The problem is that many states do not compare to Massachusetts academically. In 2007, Massachusetts ranked number 2 out of the 50 states, according to the Morgan Quitno Press. On the other hand, states like Arizona, ranked 50, Nevada, ranked 49, or even states in the middle that seem to be stuck in a lull, like Florida, ranked 29, even New York, ranked 16, may stand to benefit from major changes like these.
State standards have been an issue for many educators and policy makers as far back as the 1980s. The varied standards were exemplified by Tennessee test-takers in 2005, when 87 percent scored at or above average on the state Math test, but only 21 percent scored at or above average on the federal Math test.
However, increased standards are not the only solution to the current issues in education. If students are not held accountable for the new standards, the current apathy present among the student population, and among their parents, will persist. As long as school administrations hesitate in holding students back, students will not be inspired to increase their effort, nor will parents be encouraged to provide academic support to their children. Educators should not continue to be the scapegoat for poor performance when they are confronted with student apathy and laziness, while their hands are tied by lack of administrative and parental support. High standards coupled with natural negative consequences such as retention, or being expelled when applicable, will hopefully inspire students and parents to rise to the occasion. The teachers are not the only items in the equation.
The bottom line seems to be that failure on the part of the states has empowered an already increasingly larger federal government.
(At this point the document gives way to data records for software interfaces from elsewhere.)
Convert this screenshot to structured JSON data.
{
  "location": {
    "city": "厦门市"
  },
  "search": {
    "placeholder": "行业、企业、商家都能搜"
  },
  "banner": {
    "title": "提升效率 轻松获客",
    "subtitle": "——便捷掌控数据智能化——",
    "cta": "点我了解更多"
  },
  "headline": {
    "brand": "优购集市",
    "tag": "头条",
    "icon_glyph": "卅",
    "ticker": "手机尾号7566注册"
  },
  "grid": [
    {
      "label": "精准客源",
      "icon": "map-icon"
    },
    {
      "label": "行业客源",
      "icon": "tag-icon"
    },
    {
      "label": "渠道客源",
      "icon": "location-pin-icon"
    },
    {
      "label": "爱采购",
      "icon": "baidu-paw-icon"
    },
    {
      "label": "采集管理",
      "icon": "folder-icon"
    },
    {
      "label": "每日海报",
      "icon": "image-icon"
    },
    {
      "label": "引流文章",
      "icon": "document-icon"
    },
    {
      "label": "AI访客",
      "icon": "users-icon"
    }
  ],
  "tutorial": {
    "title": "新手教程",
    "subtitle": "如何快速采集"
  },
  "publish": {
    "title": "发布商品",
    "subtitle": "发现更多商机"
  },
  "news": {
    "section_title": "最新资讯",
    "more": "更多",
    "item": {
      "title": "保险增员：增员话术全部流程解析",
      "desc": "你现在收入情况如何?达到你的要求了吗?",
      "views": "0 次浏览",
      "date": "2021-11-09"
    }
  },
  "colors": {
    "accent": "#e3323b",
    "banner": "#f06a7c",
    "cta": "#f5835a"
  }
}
Photo: Texas Gov. Rock Perry said Texas is not going to compete for up to $700 million in federal stimulus money for education: AP Images